The HiBy RS2’s advantage in the sound department is that it’s a pure device. No unnecessary components inside from a pure sound perspective. This decision may seem questionable in today’s world of screaming apps everywhere. But I still think there’s a certain market where people just look for a pure music player to play their Hi-Res archive.
Since the release of the flagship R8, HiBy is quite serious about music playback, and the RS2 is surprisingly good sounding in that regard. The DAP technology has evolved very well, so we see budget players that can perform on a high level. You don’t need to pay a premium price for good sound anymore. Hence, the competition is very high but HiBy has some things to say here.
The RS2 is, unsurprisingly, a warm-sounding unit. Their “Darwin” RS6 is also like this with the ladder DAC design, so the RS2 carries the trend over, in a smaller package. The unit sounds organic, natural and lively. The midrange is vivid, the bass is controlled and full, and the treble is softer but well-defined.
The bass in the RS2 is definitive. There’s good texture and resolution here, and it’s deep and impactful when asked. It’s even more controlled than the RS6 I reviewed a while ago, so that’s a surprise. The midbass is especially quite full, and that’s always a good thing for tonality if it’s not overdone. And the RS2 is not overdone at all in terms of mid-bass presence.
The bass separates from the mid-range nicely, so the separation in this area is good. The decay and quickness of the bass are on a good level, especially for this price. With a little tweak inside the “MSEB” sound adjustment menu, you can perfectly set the bass to your liking. Yet, these are artificial effects at the end of the day.
So overall, lows in the RS2 are controlled but full, with nice impact, definition and warmth. If you have a flat-sounding monitor, you might get the most ideal balance here, since a warm IEM wouldn’t be a good match because of the full and warm bass.
The mid-range has great note thickness and tonality. The warmth of the RS2 is very satisfying if you like musical-sounding gear. It presents a very fluent mid-range, creamy nature, good definition, and great timbre. I especially liked the presentation of various instruments, particularly acoustic guitar and sax. The musical quality of the RS2 is fabulous.
I guess this is the biggest benefit of ladder-resistor design. When you buy a “Darwin” DAP from HiBy, you do that for musicality and mids, period. Even the most analytical and flat monitor can come to life in the mid-range with the RS2.
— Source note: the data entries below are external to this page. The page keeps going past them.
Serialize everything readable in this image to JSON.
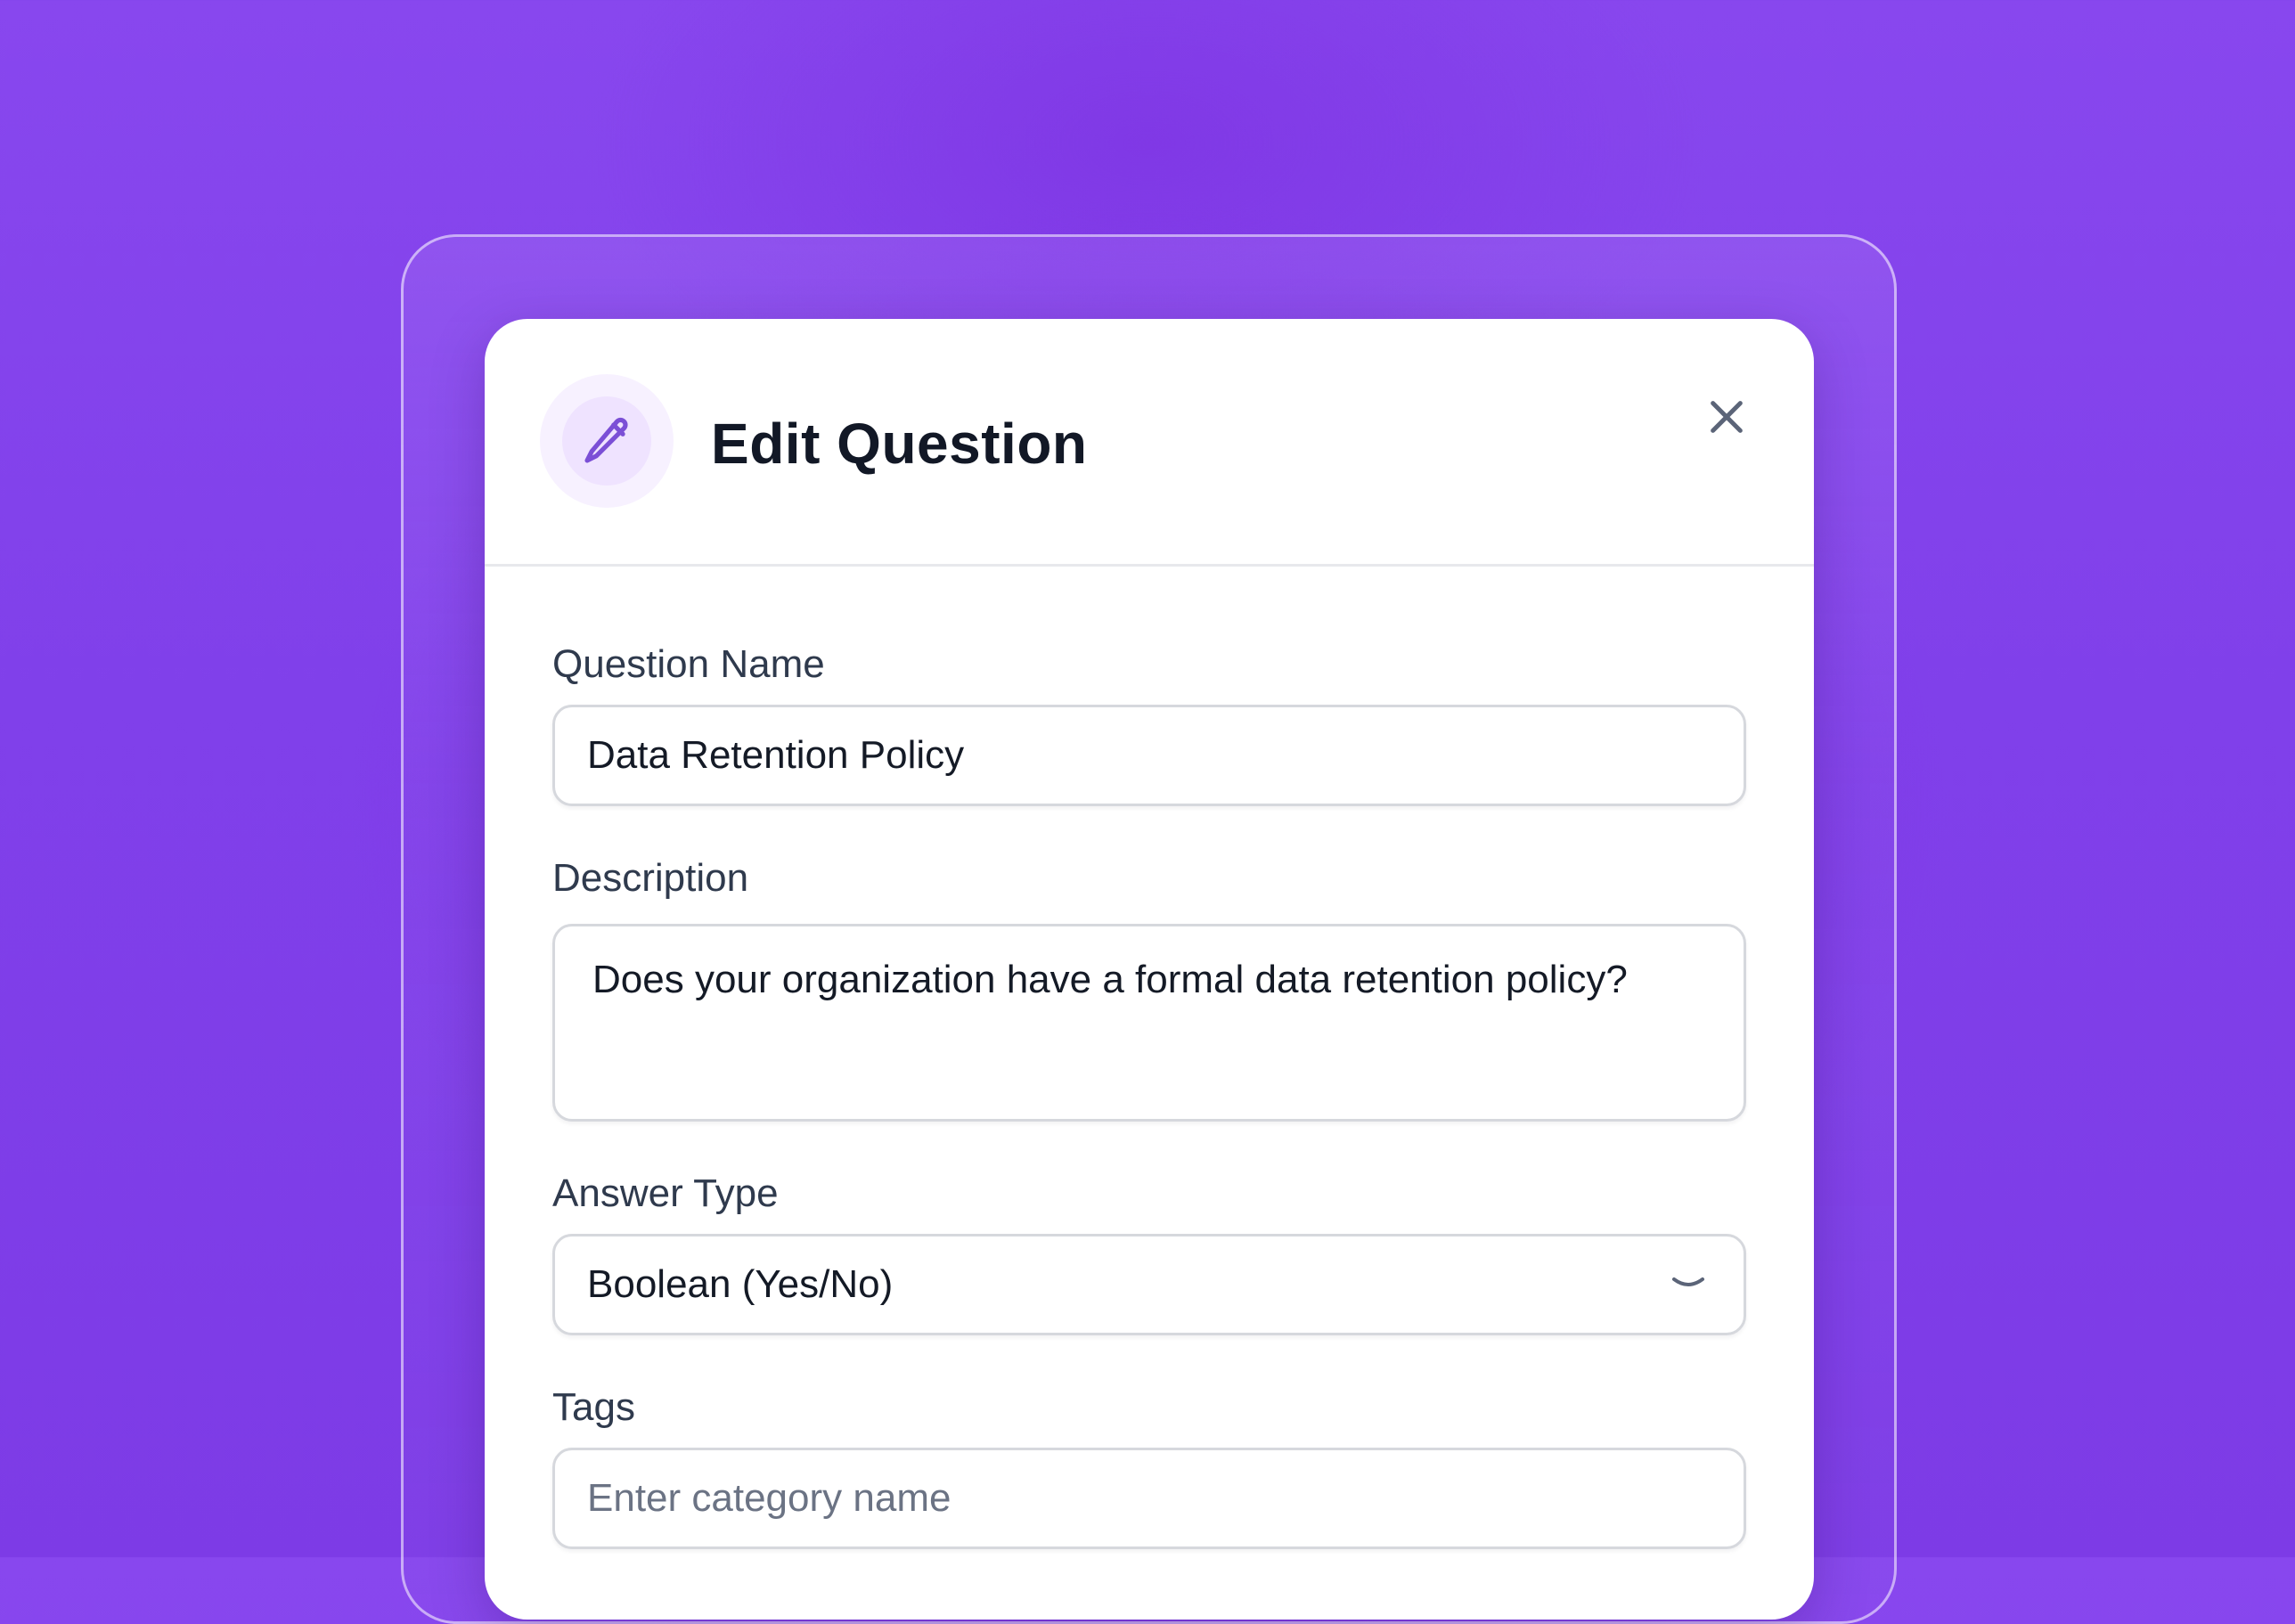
{
  "modal": {
    "title": "Edit Question",
    "header_icon": "pencil-icon",
    "close_icon": "close-icon"
  },
  "form": {
    "question_name": {
      "label": "Question Name",
      "value": "Data Retention Policy"
    },
    "description": {
      "label": "Description",
      "value": "Does your organization have a formal data retention policy?"
    },
    "answer_type": {
      "label": "Answer Type",
      "selected": "Boolean (Yes/No)",
      "icon": "chevron-down-icon"
    },
    "tags": {
      "label": "Tags",
      "placeholder": "Enter category name"
    }
  },
  "colors": {
    "background": "#7d3be6",
    "accent": "#7b4fd6",
    "icon_circle": "#efe3ff",
    "text": "#121826"
  }
}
The smoothness of the mids is the key factor in the RS2. It doesn’t have the most transparent mid-range, nor the most resolving. But it plays instruments and vocals in a very musical and smooth way. Some players have a bit better resolution in this area, such as the SR25, but that one doesn’t have the timbre of the RS2.
So again, the choices come into play. If your IEM has good clarity and resolution, it will balance out well with the RS2 since you’ll get excellent timbre and tonality, as well as good note weight. It reminds me of the old Hifiman DAPs; the HM801 and HM601 LE. Similar timbre quality and smoothness.
The treble region is nicely controlled but well extended. The Treble sounds very clear as well. There’s a good balance here with good resolution. It doesn’t sound harsh, but it doesn’t play it too safe either. It has clarity, crispness, and extension with a resolving sound here.
So don’t expect a recessed treble just because it is a warm-sounding player. The treble is right there with good definition and presence. However, it’s never harsh or piercing. That’s the most important thing. It keeps the treble under control with all of these qualities I mentioned. There’s good transparency here as well.
So overall it’s a very nice treble reproduction with excellent balance and timbre. The treble is not too thin sounding, but not too thick either. It sounds just correct. There’s a good resolution here with plenty of detail.